* _Exercise description_
In the entries that follow, how many lines contain the word "home"? Answer with the number only.

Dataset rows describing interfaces
========================
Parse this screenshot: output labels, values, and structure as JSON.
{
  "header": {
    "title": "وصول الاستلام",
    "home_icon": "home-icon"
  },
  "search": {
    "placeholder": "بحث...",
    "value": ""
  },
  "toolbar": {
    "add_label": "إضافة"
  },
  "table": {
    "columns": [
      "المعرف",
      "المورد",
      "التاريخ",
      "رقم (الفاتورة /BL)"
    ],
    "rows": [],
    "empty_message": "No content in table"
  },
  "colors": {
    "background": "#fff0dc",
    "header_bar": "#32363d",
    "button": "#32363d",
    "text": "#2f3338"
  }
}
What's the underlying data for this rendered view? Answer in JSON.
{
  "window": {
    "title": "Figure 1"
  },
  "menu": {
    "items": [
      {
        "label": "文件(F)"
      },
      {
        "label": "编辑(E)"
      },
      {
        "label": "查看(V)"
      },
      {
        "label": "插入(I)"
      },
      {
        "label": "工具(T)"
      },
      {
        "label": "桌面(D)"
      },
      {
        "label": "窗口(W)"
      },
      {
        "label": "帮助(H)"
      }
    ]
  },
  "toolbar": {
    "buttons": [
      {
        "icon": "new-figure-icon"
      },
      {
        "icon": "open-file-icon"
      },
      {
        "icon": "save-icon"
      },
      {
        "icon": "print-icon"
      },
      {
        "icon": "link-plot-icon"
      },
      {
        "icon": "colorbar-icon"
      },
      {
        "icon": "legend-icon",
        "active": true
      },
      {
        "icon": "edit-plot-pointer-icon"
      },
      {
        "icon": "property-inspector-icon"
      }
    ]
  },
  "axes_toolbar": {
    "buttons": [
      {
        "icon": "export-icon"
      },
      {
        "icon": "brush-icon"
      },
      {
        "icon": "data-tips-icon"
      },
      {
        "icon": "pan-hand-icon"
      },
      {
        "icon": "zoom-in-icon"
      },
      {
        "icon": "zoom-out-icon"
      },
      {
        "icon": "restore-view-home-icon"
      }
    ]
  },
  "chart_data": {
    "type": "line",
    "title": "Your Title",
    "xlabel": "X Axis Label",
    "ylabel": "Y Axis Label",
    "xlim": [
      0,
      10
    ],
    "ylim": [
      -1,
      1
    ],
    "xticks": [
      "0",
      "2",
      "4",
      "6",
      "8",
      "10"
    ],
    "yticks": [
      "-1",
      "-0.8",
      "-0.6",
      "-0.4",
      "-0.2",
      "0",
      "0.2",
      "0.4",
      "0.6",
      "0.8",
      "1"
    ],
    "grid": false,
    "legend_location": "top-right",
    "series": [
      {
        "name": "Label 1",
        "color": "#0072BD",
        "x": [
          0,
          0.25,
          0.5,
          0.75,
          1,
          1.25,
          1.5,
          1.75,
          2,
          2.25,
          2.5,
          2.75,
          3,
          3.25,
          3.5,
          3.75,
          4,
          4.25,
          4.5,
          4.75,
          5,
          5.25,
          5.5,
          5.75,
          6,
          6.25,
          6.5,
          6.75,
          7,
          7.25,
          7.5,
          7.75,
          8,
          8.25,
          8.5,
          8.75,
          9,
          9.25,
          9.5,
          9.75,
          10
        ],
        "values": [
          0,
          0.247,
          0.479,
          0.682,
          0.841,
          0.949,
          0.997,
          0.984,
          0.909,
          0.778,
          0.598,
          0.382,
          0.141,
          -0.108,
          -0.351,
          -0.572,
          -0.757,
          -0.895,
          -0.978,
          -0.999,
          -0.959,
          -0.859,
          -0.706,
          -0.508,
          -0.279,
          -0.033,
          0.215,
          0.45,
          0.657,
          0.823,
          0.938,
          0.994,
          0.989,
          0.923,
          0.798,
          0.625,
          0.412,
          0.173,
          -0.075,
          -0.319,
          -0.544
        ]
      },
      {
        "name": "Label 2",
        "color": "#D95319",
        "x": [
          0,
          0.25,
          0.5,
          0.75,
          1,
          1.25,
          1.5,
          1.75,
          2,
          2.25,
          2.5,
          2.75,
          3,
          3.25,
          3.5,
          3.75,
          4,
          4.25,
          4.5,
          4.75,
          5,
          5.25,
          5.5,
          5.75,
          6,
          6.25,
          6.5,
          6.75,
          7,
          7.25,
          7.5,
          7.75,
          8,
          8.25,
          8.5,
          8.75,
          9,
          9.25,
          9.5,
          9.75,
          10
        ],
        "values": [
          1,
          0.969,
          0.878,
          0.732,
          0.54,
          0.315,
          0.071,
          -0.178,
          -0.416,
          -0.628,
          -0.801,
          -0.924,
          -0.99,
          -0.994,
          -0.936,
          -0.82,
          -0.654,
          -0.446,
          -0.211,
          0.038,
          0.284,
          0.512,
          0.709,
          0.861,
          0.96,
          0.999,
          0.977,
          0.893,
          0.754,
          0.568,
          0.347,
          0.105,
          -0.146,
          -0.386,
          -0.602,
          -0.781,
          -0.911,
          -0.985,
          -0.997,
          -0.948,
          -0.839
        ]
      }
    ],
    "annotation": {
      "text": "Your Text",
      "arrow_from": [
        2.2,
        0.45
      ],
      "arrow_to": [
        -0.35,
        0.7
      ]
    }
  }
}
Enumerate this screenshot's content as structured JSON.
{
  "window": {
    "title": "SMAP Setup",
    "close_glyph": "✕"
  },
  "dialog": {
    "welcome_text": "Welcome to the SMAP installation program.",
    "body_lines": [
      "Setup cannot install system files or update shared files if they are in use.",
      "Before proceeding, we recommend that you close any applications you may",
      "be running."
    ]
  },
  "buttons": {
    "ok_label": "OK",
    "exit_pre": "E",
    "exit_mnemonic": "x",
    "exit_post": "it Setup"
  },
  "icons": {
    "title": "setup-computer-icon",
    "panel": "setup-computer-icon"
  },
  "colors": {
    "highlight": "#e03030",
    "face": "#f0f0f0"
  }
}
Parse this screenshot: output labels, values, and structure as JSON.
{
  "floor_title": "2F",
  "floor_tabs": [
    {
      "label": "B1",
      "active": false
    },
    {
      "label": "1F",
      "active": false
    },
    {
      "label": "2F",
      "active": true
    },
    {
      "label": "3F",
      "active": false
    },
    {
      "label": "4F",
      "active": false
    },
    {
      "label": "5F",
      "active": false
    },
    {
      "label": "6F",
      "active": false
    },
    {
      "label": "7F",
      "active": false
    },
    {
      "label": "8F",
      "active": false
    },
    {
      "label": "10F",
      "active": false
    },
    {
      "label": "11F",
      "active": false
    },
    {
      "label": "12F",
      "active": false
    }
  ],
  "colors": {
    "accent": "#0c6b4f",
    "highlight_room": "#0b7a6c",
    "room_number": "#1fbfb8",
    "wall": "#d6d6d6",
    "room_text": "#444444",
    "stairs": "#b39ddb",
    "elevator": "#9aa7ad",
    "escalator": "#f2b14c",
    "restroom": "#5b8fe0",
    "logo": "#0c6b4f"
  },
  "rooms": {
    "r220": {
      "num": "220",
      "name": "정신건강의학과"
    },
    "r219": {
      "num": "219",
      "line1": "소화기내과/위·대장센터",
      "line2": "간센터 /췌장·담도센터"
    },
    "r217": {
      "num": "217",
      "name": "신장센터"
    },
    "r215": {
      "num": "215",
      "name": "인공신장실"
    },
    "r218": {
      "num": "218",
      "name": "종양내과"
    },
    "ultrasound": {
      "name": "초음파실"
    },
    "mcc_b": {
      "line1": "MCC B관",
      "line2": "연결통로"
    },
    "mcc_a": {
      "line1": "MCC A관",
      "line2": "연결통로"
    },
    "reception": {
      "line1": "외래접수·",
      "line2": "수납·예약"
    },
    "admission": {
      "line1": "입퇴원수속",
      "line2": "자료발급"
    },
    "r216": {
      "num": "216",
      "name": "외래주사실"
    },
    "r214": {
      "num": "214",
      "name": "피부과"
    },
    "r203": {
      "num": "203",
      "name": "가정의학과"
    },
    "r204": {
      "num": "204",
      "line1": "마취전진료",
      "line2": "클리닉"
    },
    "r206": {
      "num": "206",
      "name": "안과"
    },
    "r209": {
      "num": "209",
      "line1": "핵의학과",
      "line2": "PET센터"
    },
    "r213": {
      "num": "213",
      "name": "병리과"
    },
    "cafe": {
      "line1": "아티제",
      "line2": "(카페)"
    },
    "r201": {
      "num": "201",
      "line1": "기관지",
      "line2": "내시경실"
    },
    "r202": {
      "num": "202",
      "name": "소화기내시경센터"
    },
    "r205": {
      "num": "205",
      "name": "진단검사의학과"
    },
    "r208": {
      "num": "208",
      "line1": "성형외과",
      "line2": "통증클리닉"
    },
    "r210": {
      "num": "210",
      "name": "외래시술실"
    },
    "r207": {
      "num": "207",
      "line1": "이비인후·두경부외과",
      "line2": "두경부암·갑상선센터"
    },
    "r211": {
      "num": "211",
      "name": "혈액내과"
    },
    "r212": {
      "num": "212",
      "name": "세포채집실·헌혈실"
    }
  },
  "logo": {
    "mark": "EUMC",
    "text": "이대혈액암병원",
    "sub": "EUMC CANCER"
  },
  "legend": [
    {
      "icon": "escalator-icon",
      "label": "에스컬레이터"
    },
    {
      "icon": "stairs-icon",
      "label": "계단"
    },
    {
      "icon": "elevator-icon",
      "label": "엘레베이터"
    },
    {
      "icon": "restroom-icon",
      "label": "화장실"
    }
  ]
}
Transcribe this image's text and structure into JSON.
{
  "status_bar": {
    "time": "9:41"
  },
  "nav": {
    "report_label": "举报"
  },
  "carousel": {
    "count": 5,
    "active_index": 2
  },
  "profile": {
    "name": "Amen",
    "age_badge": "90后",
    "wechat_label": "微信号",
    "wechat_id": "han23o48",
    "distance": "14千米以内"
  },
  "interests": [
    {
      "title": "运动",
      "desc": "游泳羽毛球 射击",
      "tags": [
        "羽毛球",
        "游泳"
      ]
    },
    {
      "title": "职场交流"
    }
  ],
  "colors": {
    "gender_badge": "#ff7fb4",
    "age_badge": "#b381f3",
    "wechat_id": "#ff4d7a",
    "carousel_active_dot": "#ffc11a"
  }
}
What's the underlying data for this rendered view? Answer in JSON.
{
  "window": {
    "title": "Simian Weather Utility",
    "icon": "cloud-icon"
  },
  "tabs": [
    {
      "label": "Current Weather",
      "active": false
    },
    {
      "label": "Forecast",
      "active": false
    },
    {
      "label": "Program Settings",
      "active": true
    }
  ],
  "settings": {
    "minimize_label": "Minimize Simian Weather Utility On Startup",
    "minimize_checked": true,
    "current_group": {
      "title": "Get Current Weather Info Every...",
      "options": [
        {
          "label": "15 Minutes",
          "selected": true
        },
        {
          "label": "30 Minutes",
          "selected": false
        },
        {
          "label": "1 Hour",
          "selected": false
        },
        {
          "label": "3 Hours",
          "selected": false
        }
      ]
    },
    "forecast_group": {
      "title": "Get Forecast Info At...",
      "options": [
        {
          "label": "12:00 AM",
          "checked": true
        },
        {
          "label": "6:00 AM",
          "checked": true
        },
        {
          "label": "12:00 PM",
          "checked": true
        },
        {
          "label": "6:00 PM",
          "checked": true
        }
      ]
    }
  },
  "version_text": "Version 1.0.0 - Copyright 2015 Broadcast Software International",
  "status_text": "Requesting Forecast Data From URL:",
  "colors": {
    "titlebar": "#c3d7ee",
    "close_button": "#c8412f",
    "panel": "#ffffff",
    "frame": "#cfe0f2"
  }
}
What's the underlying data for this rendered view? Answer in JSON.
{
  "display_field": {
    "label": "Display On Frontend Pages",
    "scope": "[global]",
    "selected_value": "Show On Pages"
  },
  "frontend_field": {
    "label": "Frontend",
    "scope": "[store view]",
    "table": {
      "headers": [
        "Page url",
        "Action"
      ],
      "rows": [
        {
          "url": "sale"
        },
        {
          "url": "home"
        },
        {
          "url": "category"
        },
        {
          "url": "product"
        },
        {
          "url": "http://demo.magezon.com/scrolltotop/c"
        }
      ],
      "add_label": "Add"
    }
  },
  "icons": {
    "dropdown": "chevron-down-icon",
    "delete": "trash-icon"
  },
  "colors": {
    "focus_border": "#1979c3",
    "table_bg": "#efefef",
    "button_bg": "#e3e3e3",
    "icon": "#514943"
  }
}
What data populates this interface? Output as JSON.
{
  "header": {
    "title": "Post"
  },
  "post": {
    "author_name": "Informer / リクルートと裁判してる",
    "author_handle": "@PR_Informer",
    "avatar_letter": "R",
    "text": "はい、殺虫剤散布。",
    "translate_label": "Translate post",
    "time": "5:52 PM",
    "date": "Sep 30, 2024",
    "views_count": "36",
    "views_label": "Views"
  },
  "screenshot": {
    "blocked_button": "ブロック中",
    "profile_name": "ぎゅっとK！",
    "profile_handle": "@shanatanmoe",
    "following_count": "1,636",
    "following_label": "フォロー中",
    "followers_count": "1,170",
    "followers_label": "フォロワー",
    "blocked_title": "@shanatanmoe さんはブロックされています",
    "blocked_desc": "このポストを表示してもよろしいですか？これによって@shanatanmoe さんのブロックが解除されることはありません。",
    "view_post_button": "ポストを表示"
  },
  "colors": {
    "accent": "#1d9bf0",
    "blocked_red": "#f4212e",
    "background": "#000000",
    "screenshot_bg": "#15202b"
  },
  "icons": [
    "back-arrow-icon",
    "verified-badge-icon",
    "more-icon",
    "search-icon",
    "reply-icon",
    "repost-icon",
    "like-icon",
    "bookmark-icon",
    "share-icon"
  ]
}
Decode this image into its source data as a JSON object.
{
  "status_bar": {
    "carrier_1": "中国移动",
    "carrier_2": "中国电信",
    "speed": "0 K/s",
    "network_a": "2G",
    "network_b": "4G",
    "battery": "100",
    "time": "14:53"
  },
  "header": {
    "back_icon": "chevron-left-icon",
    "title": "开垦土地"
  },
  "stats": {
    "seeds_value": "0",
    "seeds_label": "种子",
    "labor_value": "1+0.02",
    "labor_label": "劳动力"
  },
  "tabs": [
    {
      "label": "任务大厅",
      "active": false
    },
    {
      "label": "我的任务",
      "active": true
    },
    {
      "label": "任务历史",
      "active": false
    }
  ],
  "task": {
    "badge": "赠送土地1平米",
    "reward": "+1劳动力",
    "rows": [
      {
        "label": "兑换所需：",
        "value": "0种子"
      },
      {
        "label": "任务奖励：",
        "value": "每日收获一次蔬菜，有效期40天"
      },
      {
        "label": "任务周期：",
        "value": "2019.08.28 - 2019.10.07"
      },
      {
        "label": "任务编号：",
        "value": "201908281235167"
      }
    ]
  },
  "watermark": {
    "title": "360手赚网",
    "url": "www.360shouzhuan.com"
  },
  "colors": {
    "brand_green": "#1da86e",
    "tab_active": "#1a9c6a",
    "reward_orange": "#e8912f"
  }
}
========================
* _Written response_
3